Communications Manager

Karla Fernandez (she/her/hers) joins Ed Trust–West as a Communications Manager with over 11 years of experience advancing social impact initiatives.

Karla started her career as a teacher at Chicago Public Schools and UIC College Prep. After teaching, Karla joined United Friends of the Children to support LA County’s youth in foster care as a college counselor. Through Leadership for Educational Equity, Karla also served as a Policy Advisor Fellow for the office of a Los Angeles Unified School Board Member. She solidified her interests in policy analysis and quantitative research during her time with the Price Center for Social Innovation, the Housing Authority of the City of Los Angeles, and the USC Presidential Working Group on Sustainability. Before joining The Education Trust–West, Karla was the Associate Director for the Southeast Los Angeles (SELA) Collaborative, a network of nonprofits advocating for communities in SELA.

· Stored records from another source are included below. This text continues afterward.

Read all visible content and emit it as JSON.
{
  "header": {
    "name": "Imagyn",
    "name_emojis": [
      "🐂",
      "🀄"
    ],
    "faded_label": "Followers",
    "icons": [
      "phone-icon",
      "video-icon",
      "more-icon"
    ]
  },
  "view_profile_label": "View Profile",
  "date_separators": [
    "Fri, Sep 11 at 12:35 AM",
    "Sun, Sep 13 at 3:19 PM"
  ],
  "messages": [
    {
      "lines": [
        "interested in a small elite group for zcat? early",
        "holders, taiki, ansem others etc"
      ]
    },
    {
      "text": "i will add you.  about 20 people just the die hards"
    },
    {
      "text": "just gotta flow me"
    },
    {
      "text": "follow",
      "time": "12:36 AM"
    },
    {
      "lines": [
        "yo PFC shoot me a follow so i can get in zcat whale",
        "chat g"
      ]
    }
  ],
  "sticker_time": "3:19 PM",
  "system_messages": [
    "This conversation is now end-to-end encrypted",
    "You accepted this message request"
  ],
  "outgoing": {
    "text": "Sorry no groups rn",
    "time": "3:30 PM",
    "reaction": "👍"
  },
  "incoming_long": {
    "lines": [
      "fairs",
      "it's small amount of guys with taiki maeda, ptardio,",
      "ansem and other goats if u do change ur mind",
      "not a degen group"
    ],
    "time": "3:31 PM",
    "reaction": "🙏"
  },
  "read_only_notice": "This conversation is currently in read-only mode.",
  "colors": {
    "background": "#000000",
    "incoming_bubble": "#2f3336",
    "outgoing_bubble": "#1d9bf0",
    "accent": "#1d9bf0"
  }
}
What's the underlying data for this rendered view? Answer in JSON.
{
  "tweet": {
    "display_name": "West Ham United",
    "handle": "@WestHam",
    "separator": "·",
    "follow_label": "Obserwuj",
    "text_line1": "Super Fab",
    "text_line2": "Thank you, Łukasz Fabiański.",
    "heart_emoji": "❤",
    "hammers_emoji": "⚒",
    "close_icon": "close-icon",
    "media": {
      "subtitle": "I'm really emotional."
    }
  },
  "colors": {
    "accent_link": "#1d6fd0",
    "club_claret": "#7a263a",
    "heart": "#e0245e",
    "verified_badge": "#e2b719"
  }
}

Karla holds a Bachelor’s Degree in Anthropology from the University of Chicago, a Master of Public Policy from the USC Price School of Public Policy, and a Graduate Certificate in Policy Advocacy from the USC Annenberg School for Communication and Journalism. Karla is based out of southern California and is passionate about using data analysis, communications, and digital strategies for policy advocacy and social justice efforts.